If you’re doing a roof replacement, you’re going to generate a lot of trash. The easiest, safest, and most responsible way of managing it is a roll-off dumpster rental.
When you rent a roll-off dumpster, the company takes care of delivery and pickup for you, and all the disposal costs are built into the fee you pay. All you have to do is fill the dumpster with your debris by the specified pick-up date of your choosing. Many dumpster rentals have side doors that provide walk-in access, making disposal even easier!
So possibly the most challenging part of renting a dumpster for your roofing job is deciding what size you need.
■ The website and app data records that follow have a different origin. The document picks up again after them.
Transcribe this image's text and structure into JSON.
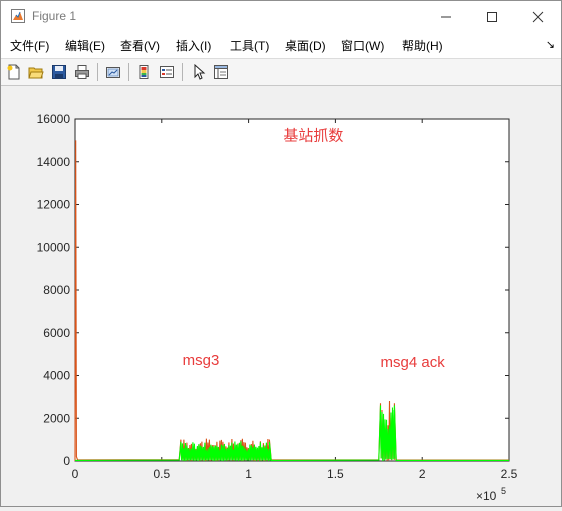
{
  "window": {
    "title": "Figure 1"
  },
  "menu": {
    "items": [
      "文件(F)",
      "编辑(E)",
      "查看(V)",
      "插入(I)",
      "工具(T)",
      "桌面(D)",
      "窗口(W)",
      "帮助(H)"
    ],
    "overflow_glyph": "↘"
  },
  "toolbar": {
    "icons": [
      "new-figure-icon",
      "open-file-icon",
      "save-icon",
      "print-icon",
      "link-plot-icon",
      "insert-colorbar-icon",
      "insert-legend-icon",
      "pointer-icon",
      "property-editor-icon"
    ]
  },
  "colors": {
    "series_orange": "#d95319",
    "series_green": "#00ff00",
    "annotation_red": "#e83c3c"
  },
  "chart_data": {
    "type": "line",
    "title": "",
    "xlabel": "",
    "ylabel": "",
    "x_exponent_label": "×10",
    "x_exponent": "5",
    "xlim": [
      0,
      250000
    ],
    "ylim": [
      0,
      16000
    ],
    "xticks": [
      0,
      50000,
      100000,
      150000,
      200000,
      250000
    ],
    "xtick_labels": [
      "0",
      "0.5",
      "1",
      "1.5",
      "2",
      "2.5"
    ],
    "yticks": [
      0,
      2000,
      4000,
      6000,
      8000,
      10000,
      12000,
      14000,
      16000
    ],
    "ytick_labels": [
      "0",
      "2000",
      "4000",
      "6000",
      "8000",
      "10000",
      "12000",
      "14000",
      "16000"
    ],
    "grid": false,
    "series": [
      {
        "color": "#d95319",
        "points": [
          [
            0,
            0
          ],
          [
            400,
            15000
          ],
          [
            800,
            200
          ],
          [
            1500,
            50
          ],
          [
            60000,
            60
          ],
          [
            61000,
            1000
          ],
          [
            112000,
            1000
          ],
          [
            113000,
            50
          ],
          [
            175000,
            50
          ],
          [
            176000,
            2700
          ],
          [
            184000,
            2700
          ],
          [
            185000,
            50
          ],
          [
            250000,
            40
          ]
        ]
      },
      {
        "color": "#00ff00",
        "points": [
          [
            0,
            30
          ],
          [
            60000,
            40
          ],
          [
            61000,
            900
          ],
          [
            112000,
            900
          ],
          [
            113000,
            30
          ],
          [
            175000,
            40
          ],
          [
            176000,
            2600
          ],
          [
            184000,
            2600
          ],
          [
            185000,
            30
          ],
          [
            250000,
            30
          ]
        ]
      }
    ],
    "annotations": [
      {
        "text": "基站抓数",
        "x": 120000,
        "y": 15000
      },
      {
        "text": "msg3",
        "x": 62000,
        "y": 4500
      },
      {
        "text": "msg4 ack",
        "x": 176000,
        "y": 4400
      }
    ]
  }
}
Roofing shingles tend to be flat or otherwise low-profile, so having room for them isn’t the primary concern. Instead, the main consideration is weight.
Dumpsters are rated not just for volume but for their load capacity, and regulations bar people from filling them beyond their weight limits. Violations can result in heavy fines that the companies will pass on to the renters.
It’s important, then, to be able to estimate the weight of the roofing debris you’re going to be placing in the dumpster. You don’t want to exceed weight limits, but you also don’t want to pay for more dumpster space than you need.
To figure this out, there are a few different things to understand.
The most common roofing material is the asphalt shingle, which most commonly comes in what’s known as 3-tab type shingles and architectural shingles. 3-tab shingles are the more common and traditional of the two and weigh less. For comparison, a bundle (typically 21 shingling pieces) of 3-tab shingles weighs 45-60 pounds, whereas a bundle of architectural shingles weighs 60-80 pounds.
Clay slates and concrete tiles are also popular roofing choices, and they weigh more than asphalt shingles do.
One of the easiest ways to estimate the dumpster size needed for a roofing job is to know the size of the roof.
In roofing, the standard measurement unit is the “square.” This is not the area in square feet. Instead, it refers to an area that is 100 square feet. So, if a roof measures 40 feet by 50 feet (just to keep it simple), the area is 2000 square feet, which in roofing is 20 squares.
A square of 3-tab asphalt shingles weighs between 150 and 240 pounds. Quite frequently, a roof has multiple layers of shingles, which multiplies the weight per square.
When tiles consist of heavier materials, a square can weigh 400 pounds or more.
Shingles aren’t the only thing you want to consider when calculating your waste output. You also have to consider nails, underlayment, felt paper that contains asphalt debris, and a variety of other materials. So don’t make the mistake of estimating weight just based on the shingles. If you do, you might wind up with a bin that isn’t up to the job, which will cost you more money in the long run.
If all of that sounds like a bit much to account for, it might help to have a basic guide correlating roof size and weight.
Remember that these are estimates and that the factors we discussed above can increase any of those numbers.
At RGH Waste & Disposal, we try to keep it simple by offering two dumpster sizes: 20 cubic yards and 30 cubic yards. For roofing debris, we recommend 20-yard dumpsters for roofs up to 20 squares and 30-yard dumpsters for sizes larger than that.